RECORDS SUPPLIED |

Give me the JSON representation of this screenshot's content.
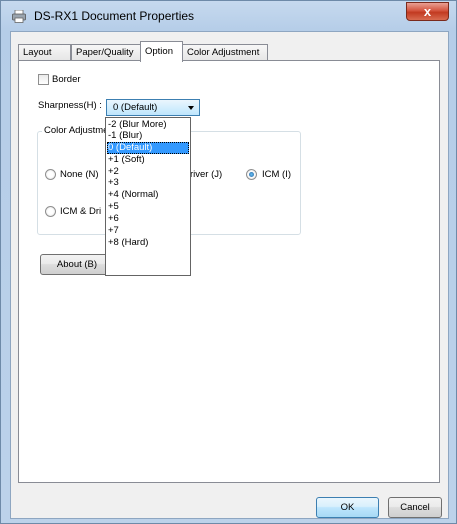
{
  "window": {
    "title": "DS-RX1 Document Properties",
    "close_label": "x"
  },
  "tabs": [
    {
      "label": "Layout"
    },
    {
      "label": "Paper/Quality"
    },
    {
      "label": "Option"
    },
    {
      "label": "Color Adjustment"
    }
  ],
  "active_tab": "Option",
  "option": {
    "border_label": "Border",
    "border_checked": false,
    "sharpness_label": "Sharpness(H) :",
    "sharpness_value": "0 (Default)",
    "color_adjustment_group": "Color Adjustme",
    "radio_none": "None (N)",
    "radio_driver": "river (J)",
    "radio_icm": "ICM (I)",
    "radio_icm_driver": "ICM & Dri",
    "selected_radio": "ICM (I)",
    "about_button": "About (B)"
  },
  "sharpness_options": [
    "-2 (Blur More)",
    "-1 (Blur)",
    "0 (Default)",
    "+1 (Soft)",
    "+2",
    "+3",
    "+4 (Normal)",
    "+5",
    "+6",
    "+7",
    "+8 (Hard)"
  ],
  "footer": {
    "ok": "OK",
    "cancel": "Cancel"
  }
}
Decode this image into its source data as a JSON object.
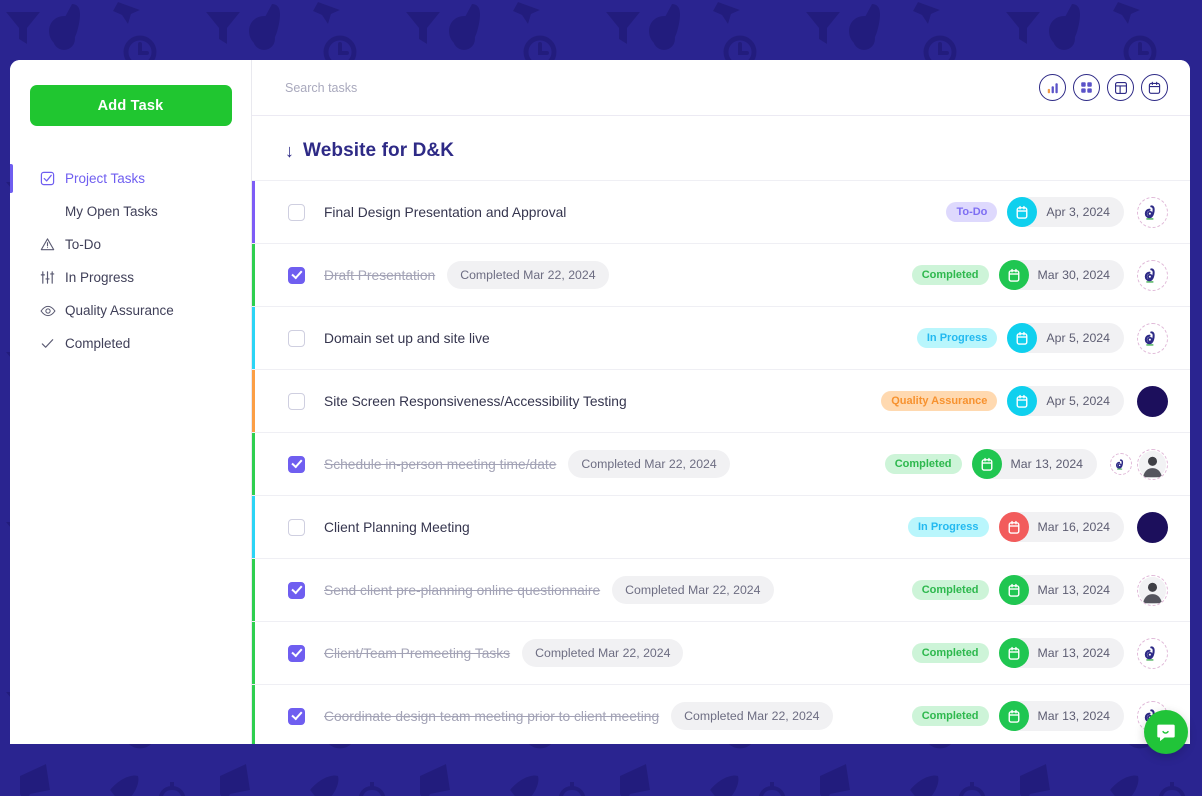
{
  "theme": {
    "bg_dark": "#2a2490",
    "accent_purple": "#6f5ef0",
    "green": "#20c630",
    "cyan": "#0fd0ee",
    "orange": "#f9a34a",
    "red": "#f25c5c",
    "title_blue": "#2e2a86"
  },
  "sidebar": {
    "add_task_label": "Add Task",
    "items": [
      {
        "label": "Project Tasks",
        "icon": "checked-square-icon",
        "active": true,
        "sub": false
      },
      {
        "label": "My Open Tasks",
        "icon": "",
        "active": false,
        "sub": true
      },
      {
        "label": "To-Do",
        "icon": "warning-triangle-icon",
        "active": false,
        "sub": false
      },
      {
        "label": "In Progress",
        "icon": "sliders-icon",
        "active": false,
        "sub": false
      },
      {
        "label": "Quality Assurance",
        "icon": "eye-icon",
        "active": false,
        "sub": false
      },
      {
        "label": "Completed",
        "icon": "check-icon",
        "active": false,
        "sub": false
      }
    ]
  },
  "topbar": {
    "search_placeholder": "Search tasks",
    "search_value": "",
    "view_toggles": [
      {
        "name": "chart-view-icon"
      },
      {
        "name": "grid-view-icon"
      },
      {
        "name": "board-view-icon"
      },
      {
        "name": "calendar-view-icon"
      }
    ]
  },
  "group": {
    "arrow": "↓",
    "title": "Website for D&K"
  },
  "tasks": [
    {
      "name": "Final Design Presentation and Approval",
      "checked": false,
      "completed_chip": "",
      "status": "To-Do",
      "status_bg": "#ded9fd",
      "status_fg": "#7e6ef3",
      "date": "Apr 3, 2024",
      "date_icon_bg": "#0fd0ee",
      "edge_color": "#7d5cf6",
      "avatars": [
        "logo"
      ]
    },
    {
      "name": "Draft Presentation",
      "checked": true,
      "completed_chip": "Completed Mar 22, 2024",
      "status": "Completed",
      "status_bg": "#cdf4d8",
      "status_fg": "#2db84d",
      "date": "Mar 30, 2024",
      "date_icon_bg": "#20c651",
      "edge_color": "#2ecf4f",
      "avatars": [
        "logo"
      ]
    },
    {
      "name": "Domain set up and site live",
      "checked": false,
      "completed_chip": "",
      "status": "In Progress",
      "status_bg": "#b9f6fc",
      "status_fg": "#23b9f0",
      "date": "Apr 5, 2024",
      "date_icon_bg": "#0fd0ee",
      "edge_color": "#2bd4f5",
      "avatars": [
        "logo"
      ]
    },
    {
      "name": "Site Screen Responsiveness/Accessibility Testing",
      "checked": false,
      "completed_chip": "",
      "status": "Quality Assurance",
      "status_bg": "#ffd9b0",
      "status_fg": "#f7922f",
      "date": "Apr 5, 2024",
      "date_icon_bg": "#0fd0ee",
      "edge_color": "#fb9e45",
      "avatars": [
        "solid"
      ]
    },
    {
      "name": "Schedule in-person meeting time/date",
      "checked": true,
      "completed_chip": "Completed Mar 22, 2024",
      "status": "Completed",
      "status_bg": "#cdf4d8",
      "status_fg": "#2db84d",
      "date": "Mar 13, 2024",
      "date_icon_bg": "#20c651",
      "edge_color": "#2ecf4f",
      "avatars": [
        "logo-small",
        "person"
      ]
    },
    {
      "name": "Client Planning Meeting",
      "checked": false,
      "completed_chip": "",
      "status": "In Progress",
      "status_bg": "#b9f6fc",
      "status_fg": "#23b9f0",
      "date": "Mar 16, 2024",
      "date_icon_bg": "#f25c5c",
      "edge_color": "#2bd4f5",
      "avatars": [
        "solid"
      ]
    },
    {
      "name": "Send client pre-planning online questionnaire",
      "checked": true,
      "completed_chip": "Completed Mar 22, 2024",
      "status": "Completed",
      "status_bg": "#cdf4d8",
      "status_fg": "#2db84d",
      "date": "Mar 13, 2024",
      "date_icon_bg": "#20c651",
      "edge_color": "#2ecf4f",
      "avatars": [
        "person"
      ]
    },
    {
      "name": "Client/Team Premeeting Tasks",
      "checked": true,
      "completed_chip": "Completed Mar 22, 2024",
      "status": "Completed",
      "status_bg": "#cdf4d8",
      "status_fg": "#2db84d",
      "date": "Mar 13, 2024",
      "date_icon_bg": "#20c651",
      "edge_color": "#2ecf4f",
      "avatars": [
        "logo"
      ]
    },
    {
      "name": "Coordinate design team meeting prior to client meeting",
      "checked": true,
      "completed_chip": "Completed Mar 22, 2024",
      "status": "Completed",
      "status_bg": "#cdf4d8",
      "status_fg": "#2db84d",
      "date": "Mar 13, 2024",
      "date_icon_bg": "#20c651",
      "edge_color": "#2ecf4f",
      "avatars": [
        "logo"
      ]
    }
  ],
  "chat_widget": {
    "icon": "chat-bubble-icon"
  }
}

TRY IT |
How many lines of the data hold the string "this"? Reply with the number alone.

WRITTEN SOLUTION |
2